====== Given entries ======
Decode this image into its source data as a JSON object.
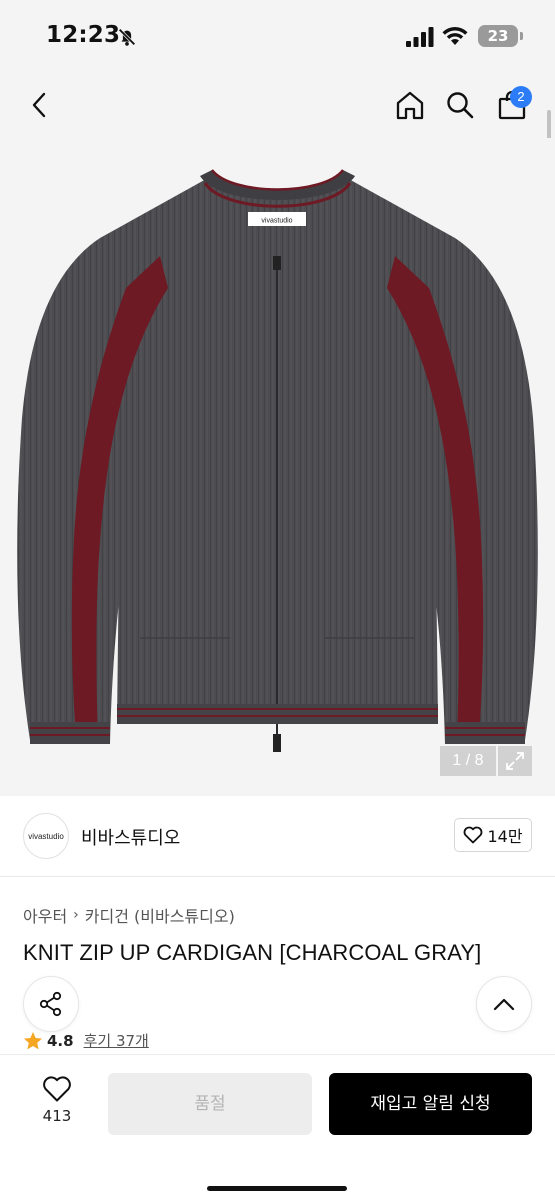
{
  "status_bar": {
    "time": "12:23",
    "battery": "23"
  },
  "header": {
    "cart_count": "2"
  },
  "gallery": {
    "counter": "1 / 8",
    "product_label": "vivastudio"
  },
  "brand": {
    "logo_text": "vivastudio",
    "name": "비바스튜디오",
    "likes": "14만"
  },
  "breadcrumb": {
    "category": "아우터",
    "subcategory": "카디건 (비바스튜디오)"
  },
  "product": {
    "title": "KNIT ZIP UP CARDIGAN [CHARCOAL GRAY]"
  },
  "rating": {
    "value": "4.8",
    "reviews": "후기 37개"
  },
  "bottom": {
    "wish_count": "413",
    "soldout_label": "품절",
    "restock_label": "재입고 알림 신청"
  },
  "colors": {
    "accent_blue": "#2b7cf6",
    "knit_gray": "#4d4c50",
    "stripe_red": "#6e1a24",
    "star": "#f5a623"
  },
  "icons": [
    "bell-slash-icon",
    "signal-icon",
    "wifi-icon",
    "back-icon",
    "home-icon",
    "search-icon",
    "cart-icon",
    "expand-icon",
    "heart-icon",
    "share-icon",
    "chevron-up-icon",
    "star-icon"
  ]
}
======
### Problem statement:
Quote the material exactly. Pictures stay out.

### Solved problem:
Decode this image into its source data as a JSON object.
{
  "status_bar": {
    "time": "12:23",
    "battery": "23"
  },
  "header": {
    "cart_count": "2"
  },
  "gallery": {
    "counter": "1 / 8",
    "product_label": "vivastudio"
  },
  "brand": {
    "logo_text": "vivastudio",
    "name": "비바스튜디오",
    "likes": "14만"
  },
  "breadcrumb": {
    "category": "아우터",
    "subcategory": "카디건 (비바스튜디오)"
  },
  "product": {
    "title": "KNIT ZIP UP CARDIGAN [CHARCOAL GRAY]"
  },
  "rating": {
    "value": "4.8",
    "reviews": "후기 37개"
  },
  "bottom": {
    "wish_count": "413",
    "soldout_label": "품절",
    "restock_label": "재입고 알림 신청"
  },
  "colors": {
    "accent_blue": "#2b7cf6",
    "knit_gray": "#4d4c50",
    "stripe_red": "#6e1a24",
    "star": "#f5a623"
  },
  "icons": [
    "bell-slash-icon",
    "signal-icon",
    "wifi-icon",
    "back-icon",
    "home-icon",
    "search-icon",
    "cart-icon",
    "expand-icon",
    "heart-icon",
    "share-icon",
    "chevron-up-icon",
    "star-icon"
  ]
}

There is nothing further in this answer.